• [YOUR GOAL]
Repeat each line of the material below exactly as it appears, minus any pictures.

***

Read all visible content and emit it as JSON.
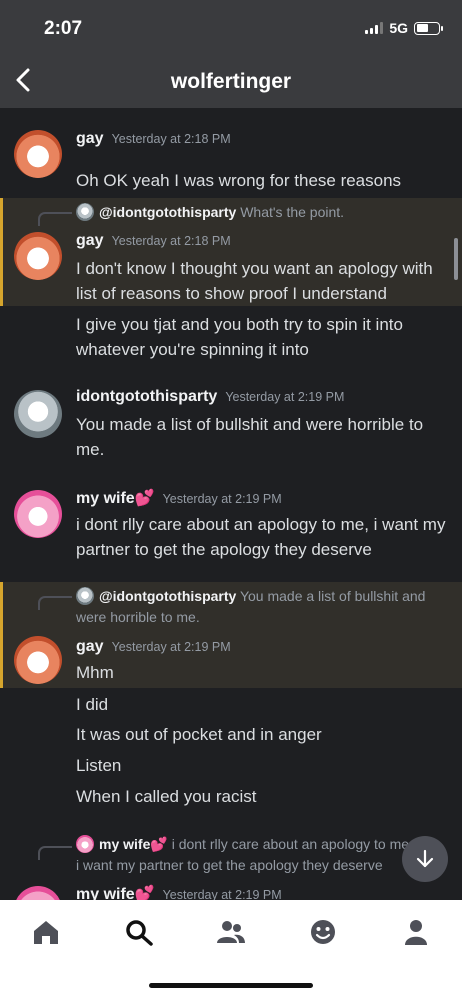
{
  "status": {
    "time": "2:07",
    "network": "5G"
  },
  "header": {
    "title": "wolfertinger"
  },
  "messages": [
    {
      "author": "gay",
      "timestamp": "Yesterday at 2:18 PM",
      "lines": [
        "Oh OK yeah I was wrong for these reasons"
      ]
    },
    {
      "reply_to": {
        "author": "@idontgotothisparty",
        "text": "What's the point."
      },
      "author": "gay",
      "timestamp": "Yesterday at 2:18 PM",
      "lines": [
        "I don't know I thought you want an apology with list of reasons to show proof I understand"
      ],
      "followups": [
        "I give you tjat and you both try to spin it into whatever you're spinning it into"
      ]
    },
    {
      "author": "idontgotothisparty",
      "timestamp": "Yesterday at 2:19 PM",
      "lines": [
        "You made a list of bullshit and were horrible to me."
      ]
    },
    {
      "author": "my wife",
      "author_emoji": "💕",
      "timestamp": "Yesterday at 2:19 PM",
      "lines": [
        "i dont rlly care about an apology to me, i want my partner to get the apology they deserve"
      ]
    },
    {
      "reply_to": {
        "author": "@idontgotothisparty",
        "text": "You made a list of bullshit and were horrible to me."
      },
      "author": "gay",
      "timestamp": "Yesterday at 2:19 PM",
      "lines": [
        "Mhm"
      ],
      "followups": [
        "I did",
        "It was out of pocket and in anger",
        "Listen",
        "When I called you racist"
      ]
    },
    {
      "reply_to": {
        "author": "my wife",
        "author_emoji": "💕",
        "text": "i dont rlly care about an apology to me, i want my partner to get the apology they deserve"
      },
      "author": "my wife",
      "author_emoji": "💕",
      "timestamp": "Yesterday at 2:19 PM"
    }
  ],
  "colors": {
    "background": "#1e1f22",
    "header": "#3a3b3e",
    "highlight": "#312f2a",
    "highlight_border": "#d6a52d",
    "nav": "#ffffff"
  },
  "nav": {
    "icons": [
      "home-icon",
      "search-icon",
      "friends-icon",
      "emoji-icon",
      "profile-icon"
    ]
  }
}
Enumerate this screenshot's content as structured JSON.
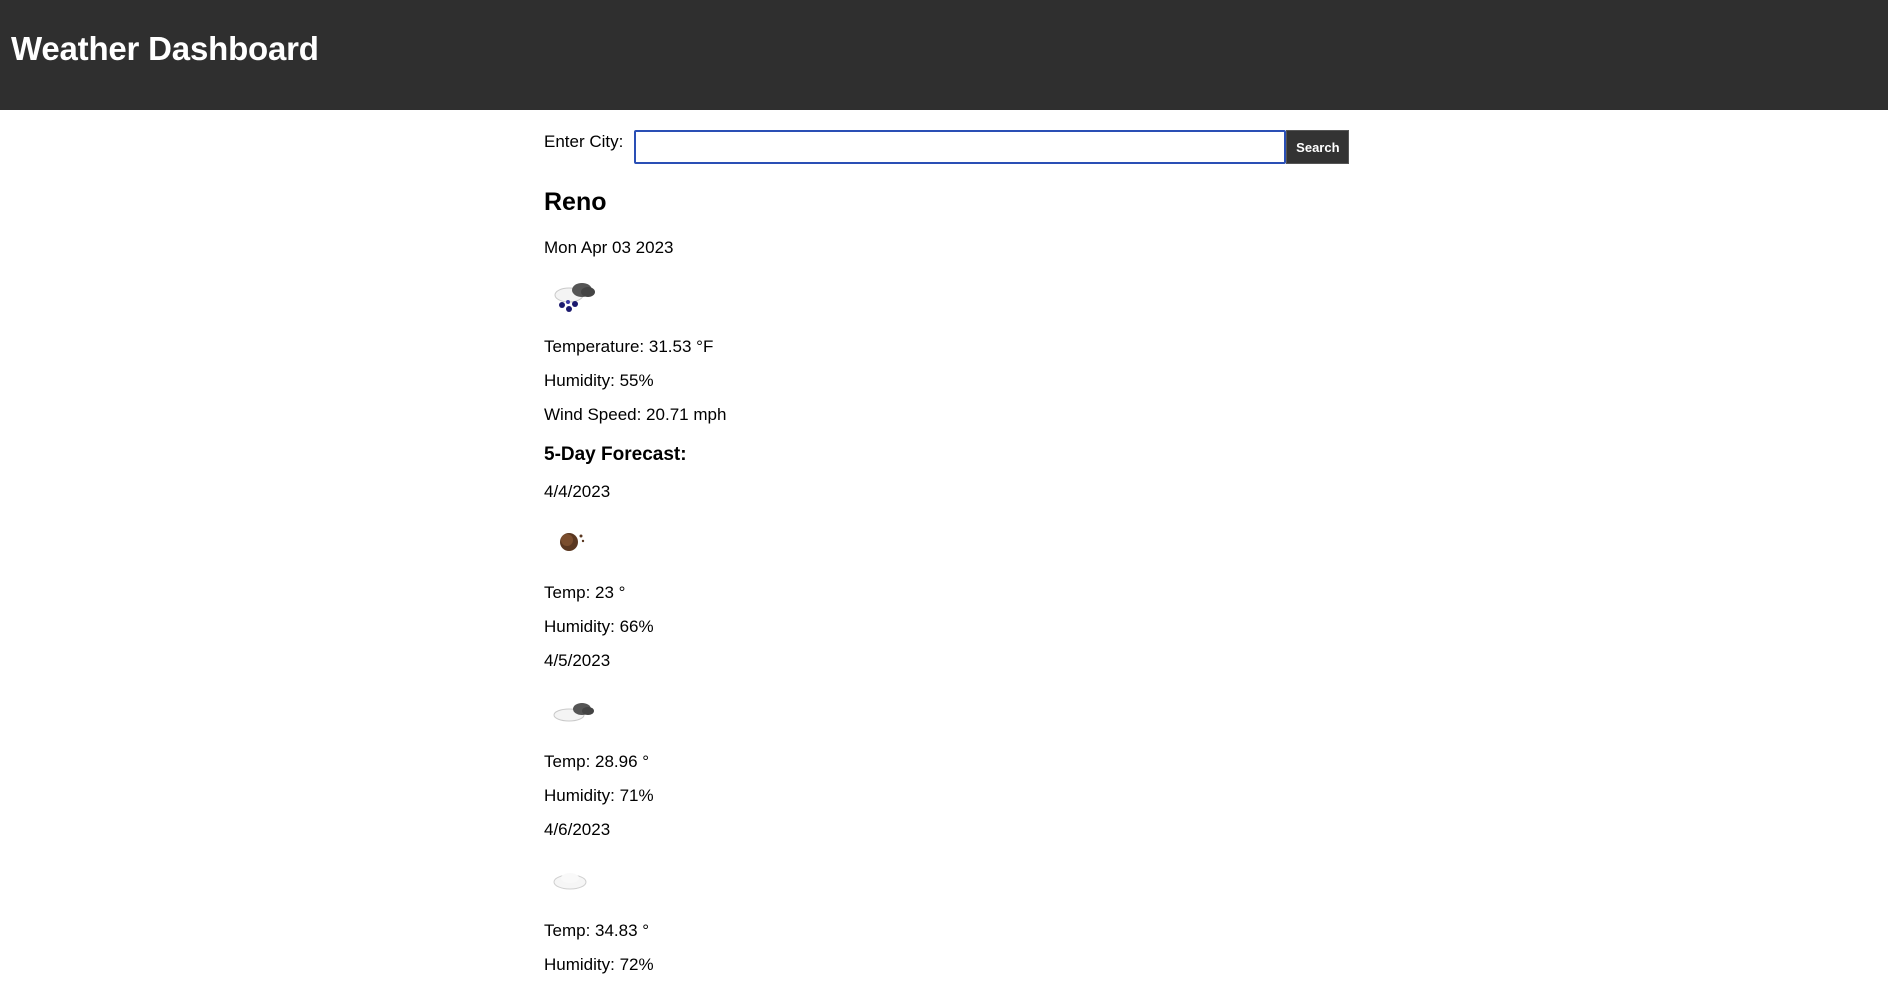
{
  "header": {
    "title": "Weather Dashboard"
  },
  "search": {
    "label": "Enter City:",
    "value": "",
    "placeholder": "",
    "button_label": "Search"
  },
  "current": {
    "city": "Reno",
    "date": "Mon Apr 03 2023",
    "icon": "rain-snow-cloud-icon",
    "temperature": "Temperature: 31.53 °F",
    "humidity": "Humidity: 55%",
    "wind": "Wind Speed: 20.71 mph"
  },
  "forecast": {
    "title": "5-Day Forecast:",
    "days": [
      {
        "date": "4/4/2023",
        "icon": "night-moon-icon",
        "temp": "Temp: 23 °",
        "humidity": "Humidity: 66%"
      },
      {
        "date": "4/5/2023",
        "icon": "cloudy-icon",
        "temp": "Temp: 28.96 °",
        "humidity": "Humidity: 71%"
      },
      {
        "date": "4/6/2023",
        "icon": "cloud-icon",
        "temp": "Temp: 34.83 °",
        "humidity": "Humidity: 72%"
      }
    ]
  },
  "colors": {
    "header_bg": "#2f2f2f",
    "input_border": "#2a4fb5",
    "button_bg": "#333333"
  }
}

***

• [OUTPUT FOR THIS TASK]
Read all visible content and emit it as JSON.
{
  "status": {
    "time": "2:07",
    "network": "5G"
  },
  "header": {
    "title": "wolfertinger"
  },
  "messages": [
    {
      "author": "gay",
      "timestamp": "Yesterday at 2:18 PM",
      "lines": [
        "Oh OK yeah I was wrong for these reasons"
      ]
    },
    {
      "reply_to": {
        "author": "@idontgotothisparty",
        "text": "What's the point."
      },
      "author": "gay",
      "timestamp": "Yesterday at 2:18 PM",
      "lines": [
        "I don't know I thought you want an apology with list of reasons to show proof I understand"
      ],
      "followups": [
        "I give you tjat and you both try to spin it into whatever you're spinning it into"
      ]
    },
    {
      "author": "idontgotothisparty",
      "timestamp": "Yesterday at 2:19 PM",
      "lines": [
        "You made a list of bullshit and were horrible to me."
      ]
    },
    {
      "author": "my wife",
      "author_emoji": "💕",
      "timestamp": "Yesterday at 2:19 PM",
      "lines": [
        "i dont rlly care about an apology to me, i want my partner to get the apology they deserve"
      ]
    },
    {
      "reply_to": {
        "author": "@idontgotothisparty",
        "text": "You made a list of bullshit and were horrible to me."
      },
      "author": "gay",
      "timestamp": "Yesterday at 2:19 PM",
      "lines": [
        "Mhm"
      ],
      "followups": [
        "I did",
        "It was out of pocket and in anger",
        "Listen",
        "When I called you racist"
      ]
    },
    {
      "reply_to": {
        "author": "my wife",
        "author_emoji": "💕",
        "text": "i dont rlly care about an apology to me, i want my partner to get the apology they deserve"
      },
      "author": "my wife",
      "author_emoji": "💕",
      "timestamp": "Yesterday at 2:19 PM"
    }
  ],
  "colors": {
    "background": "#1e1f22",
    "header": "#3a3b3e",
    "highlight": "#312f2a",
    "highlight_border": "#d6a52d",
    "nav": "#ffffff"
  },
  "nav": {
    "icons": [
      "home-icon",
      "search-icon",
      "friends-icon",
      "emoji-icon",
      "profile-icon"
    ]
  }
}
Enumerate this screenshot's content as structured JSON.
{
  "header": {
    "title": "Weather Dashboard"
  },
  "search": {
    "label": "Enter City:",
    "value": "",
    "placeholder": "",
    "button_label": "Search"
  },
  "current": {
    "city": "Reno",
    "date": "Mon Apr 03 2023",
    "icon": "rain-snow-cloud-icon",
    "temperature": "Temperature: 31.53 °F",
    "humidity": "Humidity: 55%",
    "wind": "Wind Speed: 20.71 mph"
  },
  "forecast": {
    "title": "5-Day Forecast:",
    "days": [
      {
        "date": "4/4/2023",
        "icon": "night-moon-icon",
        "temp": "Temp: 23 °",
        "humidity": "Humidity: 66%"
      },
      {
        "date": "4/5/2023",
        "icon": "cloudy-icon",
        "temp": "Temp: 28.96 °",
        "humidity": "Humidity: 71%"
      },
      {
        "date": "4/6/2023",
        "icon": "cloud-icon",
        "temp": "Temp: 34.83 °",
        "humidity": "Humidity: 72%"
      }
    ]
  },
  "colors": {
    "header_bg": "#2f2f2f",
    "input_border": "#2a4fb5",
    "button_bg": "#333333"
  }
}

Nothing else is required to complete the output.